PROBLEM TO WORK ON:
Output every entry below word for word, without its pictures.

Dataset excerpts
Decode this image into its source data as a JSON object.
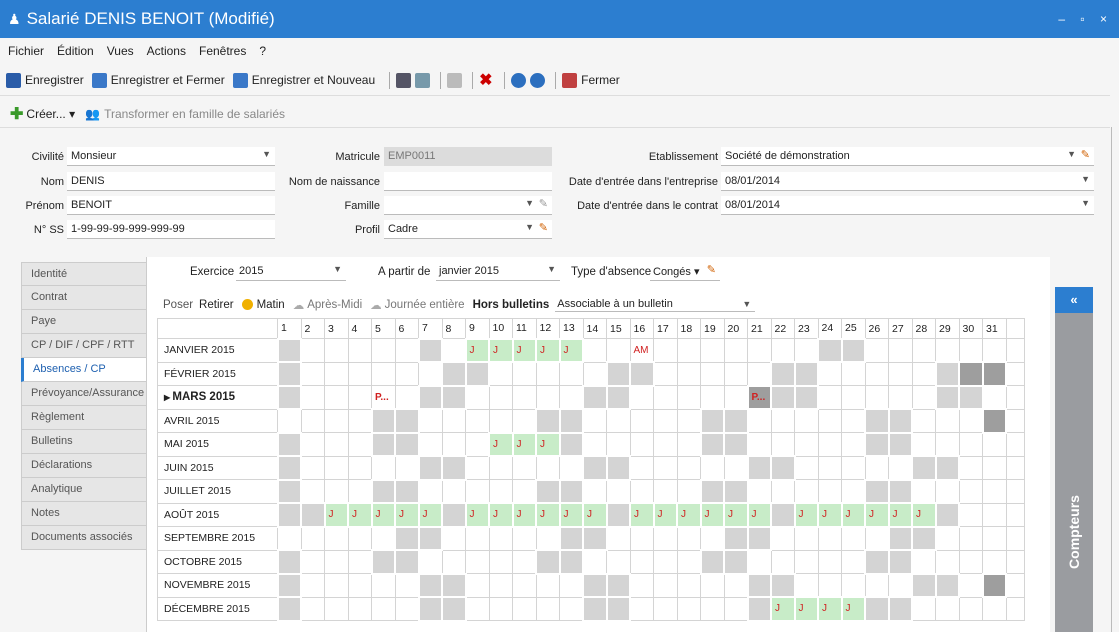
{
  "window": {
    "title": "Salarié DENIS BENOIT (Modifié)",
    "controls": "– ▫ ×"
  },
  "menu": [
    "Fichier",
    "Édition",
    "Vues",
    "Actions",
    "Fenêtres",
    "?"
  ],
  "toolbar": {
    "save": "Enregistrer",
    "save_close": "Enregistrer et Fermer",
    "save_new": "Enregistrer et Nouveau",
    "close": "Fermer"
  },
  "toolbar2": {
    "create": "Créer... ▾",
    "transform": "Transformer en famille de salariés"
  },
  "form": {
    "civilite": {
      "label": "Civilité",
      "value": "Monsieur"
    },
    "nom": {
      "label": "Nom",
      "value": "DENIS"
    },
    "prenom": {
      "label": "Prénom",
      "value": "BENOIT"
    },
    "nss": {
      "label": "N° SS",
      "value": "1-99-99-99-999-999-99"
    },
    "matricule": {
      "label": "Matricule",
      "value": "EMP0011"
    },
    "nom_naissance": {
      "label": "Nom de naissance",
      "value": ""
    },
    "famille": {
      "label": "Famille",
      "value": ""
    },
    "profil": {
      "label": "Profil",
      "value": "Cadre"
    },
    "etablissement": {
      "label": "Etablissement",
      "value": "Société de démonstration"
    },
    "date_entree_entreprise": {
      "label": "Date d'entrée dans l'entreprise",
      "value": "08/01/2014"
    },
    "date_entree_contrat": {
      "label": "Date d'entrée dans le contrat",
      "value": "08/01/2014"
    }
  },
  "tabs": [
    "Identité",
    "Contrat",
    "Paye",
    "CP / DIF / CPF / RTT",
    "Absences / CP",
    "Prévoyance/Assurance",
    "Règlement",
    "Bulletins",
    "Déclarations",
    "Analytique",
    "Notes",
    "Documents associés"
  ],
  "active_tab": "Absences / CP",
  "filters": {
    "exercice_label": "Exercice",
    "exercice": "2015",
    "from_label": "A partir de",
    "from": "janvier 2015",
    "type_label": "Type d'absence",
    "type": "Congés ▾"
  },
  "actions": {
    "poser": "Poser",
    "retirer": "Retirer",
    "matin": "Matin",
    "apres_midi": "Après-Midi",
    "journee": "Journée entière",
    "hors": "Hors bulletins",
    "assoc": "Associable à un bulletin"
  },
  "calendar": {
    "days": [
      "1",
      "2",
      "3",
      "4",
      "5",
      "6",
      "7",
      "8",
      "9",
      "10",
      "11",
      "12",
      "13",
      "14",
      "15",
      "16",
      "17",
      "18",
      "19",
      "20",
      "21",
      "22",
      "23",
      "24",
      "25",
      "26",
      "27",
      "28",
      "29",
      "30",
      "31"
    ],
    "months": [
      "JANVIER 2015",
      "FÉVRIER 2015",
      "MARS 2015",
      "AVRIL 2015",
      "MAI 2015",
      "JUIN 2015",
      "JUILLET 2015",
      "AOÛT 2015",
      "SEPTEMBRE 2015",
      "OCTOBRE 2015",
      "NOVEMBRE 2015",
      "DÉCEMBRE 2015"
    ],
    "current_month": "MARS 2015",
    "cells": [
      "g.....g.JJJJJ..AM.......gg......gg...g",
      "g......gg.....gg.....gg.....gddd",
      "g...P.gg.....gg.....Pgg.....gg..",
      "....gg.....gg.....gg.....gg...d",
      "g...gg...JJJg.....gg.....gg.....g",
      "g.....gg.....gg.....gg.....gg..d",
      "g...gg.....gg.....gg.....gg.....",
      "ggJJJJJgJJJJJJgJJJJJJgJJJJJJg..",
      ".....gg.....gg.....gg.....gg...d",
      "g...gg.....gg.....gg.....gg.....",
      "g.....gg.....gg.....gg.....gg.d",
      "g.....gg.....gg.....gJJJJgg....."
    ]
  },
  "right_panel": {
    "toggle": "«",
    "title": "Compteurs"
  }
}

TASK RESPONSE:
Decode this image into its source data as a JSON object.
{
  "window": {
    "title": "Salarié DENIS BENOIT (Modifié)",
    "controls": "– ▫ ×"
  },
  "menu": [
    "Fichier",
    "Édition",
    "Vues",
    "Actions",
    "Fenêtres",
    "?"
  ],
  "toolbar": {
    "save": "Enregistrer",
    "save_close": "Enregistrer et Fermer",
    "save_new": "Enregistrer et Nouveau",
    "close": "Fermer"
  },
  "toolbar2": {
    "create": "Créer... ▾",
    "transform": "Transformer en famille de salariés"
  },
  "form": {
    "civilite": {
      "label": "Civilité",
      "value": "Monsieur"
    },
    "nom": {
      "label": "Nom",
      "value": "DENIS"
    },
    "prenom": {
      "label": "Prénom",
      "value": "BENOIT"
    },
    "nss": {
      "label": "N° SS",
      "value": "1-99-99-99-999-999-99"
    },
    "matricule": {
      "label": "Matricule",
      "value": "EMP0011"
    },
    "nom_naissance": {
      "label": "Nom de naissance",
      "value": ""
    },
    "famille": {
      "label": "Famille",
      "value": ""
    },
    "profil": {
      "label": "Profil",
      "value": "Cadre"
    },
    "etablissement": {
      "label": "Etablissement",
      "value": "Société de démonstration"
    },
    "date_entree_entreprise": {
      "label": "Date d'entrée dans l'entreprise",
      "value": "08/01/2014"
    },
    "date_entree_contrat": {
      "label": "Date d'entrée dans le contrat",
      "value": "08/01/2014"
    }
  },
  "tabs": [
    "Identité",
    "Contrat",
    "Paye",
    "CP / DIF / CPF / RTT",
    "Absences / CP",
    "Prévoyance/Assurance",
    "Règlement",
    "Bulletins",
    "Déclarations",
    "Analytique",
    "Notes",
    "Documents associés"
  ],
  "active_tab": "Absences / CP",
  "filters": {
    "exercice_label": "Exercice",
    "exercice": "2015",
    "from_label": "A partir de",
    "from": "janvier 2015",
    "type_label": "Type d'absence",
    "type": "Congés ▾"
  },
  "actions": {
    "poser": "Poser",
    "retirer": "Retirer",
    "matin": "Matin",
    "apres_midi": "Après-Midi",
    "journee": "Journée entière",
    "hors": "Hors bulletins",
    "assoc": "Associable à un bulletin"
  },
  "calendar": {
    "days": [
      "1",
      "2",
      "3",
      "4",
      "5",
      "6",
      "7",
      "8",
      "9",
      "10",
      "11",
      "12",
      "13",
      "14",
      "15",
      "16",
      "17",
      "18",
      "19",
      "20",
      "21",
      "22",
      "23",
      "24",
      "25",
      "26",
      "27",
      "28",
      "29",
      "30",
      "31"
    ],
    "months": [
      "JANVIER 2015",
      "FÉVRIER 2015",
      "MARS 2015",
      "AVRIL 2015",
      "MAI 2015",
      "JUIN 2015",
      "JUILLET 2015",
      "AOÛT 2015",
      "SEPTEMBRE 2015",
      "OCTOBRE 2015",
      "NOVEMBRE 2015",
      "DÉCEMBRE 2015"
    ],
    "current_month": "MARS 2015",
    "cells": [
      "g.....g.JJJJJ..AM.......gg......gg...g",
      "g......gg.....gg.....gg.....gddd",
      "g...P.gg.....gg.....Pgg.....gg..",
      "....gg.....gg.....gg.....gg...d",
      "g...gg...JJJg.....gg.....gg.....g",
      "g.....gg.....gg.....gg.....gg..d",
      "g...gg.....gg.....gg.....gg.....",
      "ggJJJJJgJJJJJJgJJJJJJgJJJJJJg..",
      ".....gg.....gg.....gg.....gg...d",
      "g...gg.....gg.....gg.....gg.....",
      "g.....gg.....gg.....gg.....gg.d",
      "g.....gg.....gg.....gJJJJgg....."
    ]
  },
  "right_panel": {
    "toggle": "«",
    "title": "Compteurs"
  }
}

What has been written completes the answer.